  • 195. 186 Covenantal epistemology and international ethics Nowhere is this point made clearer than in Putnam’s own example of theeffectiveness of governance and quality of life found in Emilia-Romagna,which, he argues, is the best-performing and most effective region in Italy.96As he mentions in passing early on in the book, that region has had multipleleft-leaning governments since the end of World War II and is in themiddle of Italy’s Red Belt. One could reasonably ask whether the number ofbird-watching groups, soccer clubs, and choral societies found there is theresult of a political culture influenced by the norms of the Italian left as wellas by the policies of the government of that region. Putnam believes theanswer is no, since he finds that party rule does not correlate as highly withperformance as social capital.97 Yet, as Sen points out, party or ideologyalone are not sufficient to effect change. There must also exist an emphasison public action and creating effective means and opportunities of express-ing solidarity. And party ideology may differ on specifics as may the qualityof leadership.

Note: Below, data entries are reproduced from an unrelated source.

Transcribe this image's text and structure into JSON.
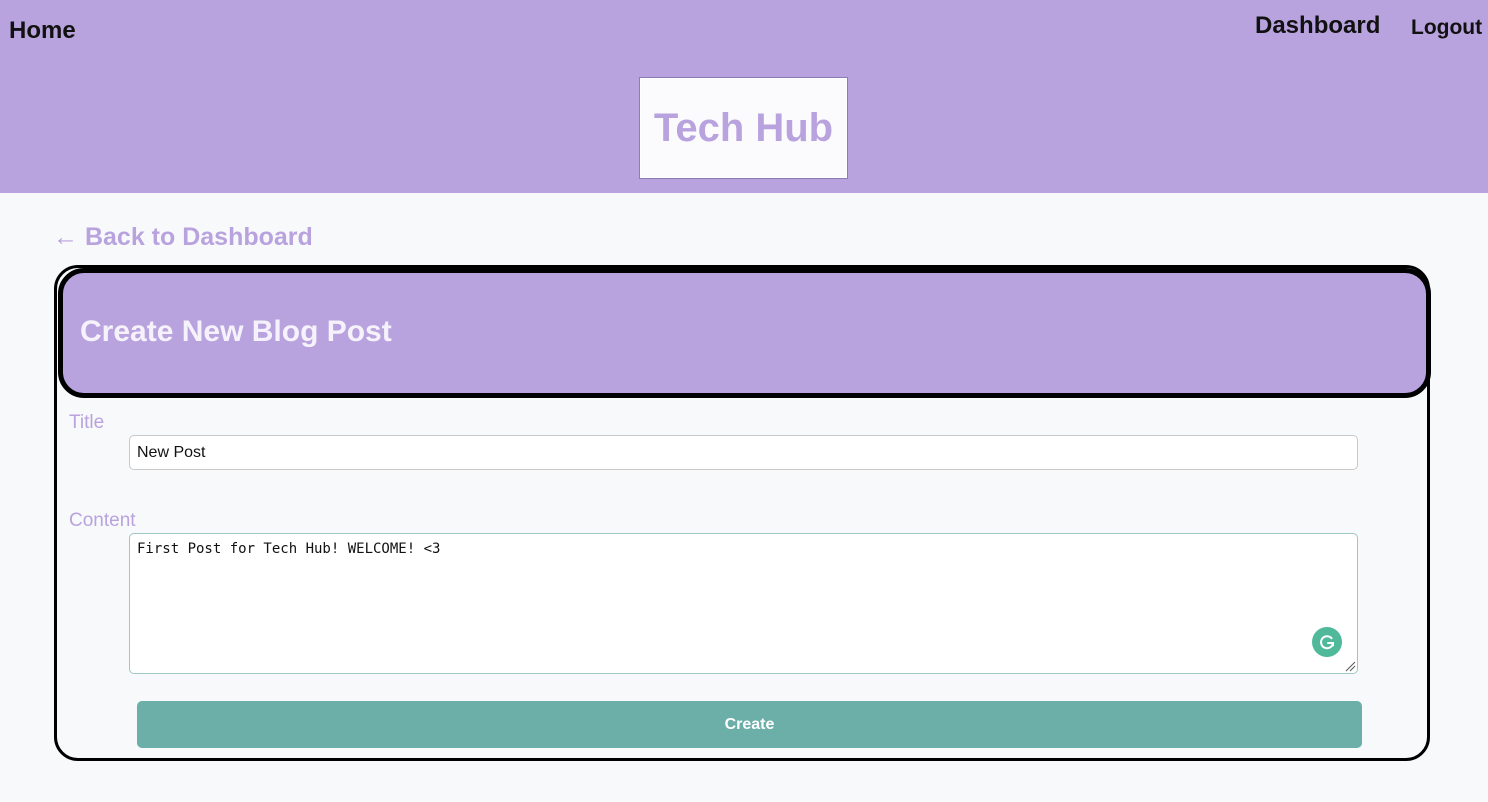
{
  "nav": {
    "home_label": "Home",
    "dashboard_label": "Dashboard",
    "logout_label": "Logout"
  },
  "site": {
    "title": "Tech Hub"
  },
  "back_link": {
    "arrow": "←",
    "label": "Back to Dashboard"
  },
  "form": {
    "heading": "Create New Blog Post",
    "title_label": "Title",
    "title_value": "New Post",
    "content_label": "Content",
    "content_value": "First Post for Tech Hub! WELCOME! <3",
    "submit_label": "Create"
  },
  "icons": {
    "grammar": "grammarly-icon",
    "resize": "resize-grip-icon"
  },
  "colors": {
    "accent": "#b9a3df",
    "button": "#6caea8",
    "grammarly": "#4fb99a",
    "border": "#000000"
  }
}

The Emilia-Romagna case is instructive in all these arenas. In Emilia-Romagna, regional political leaders re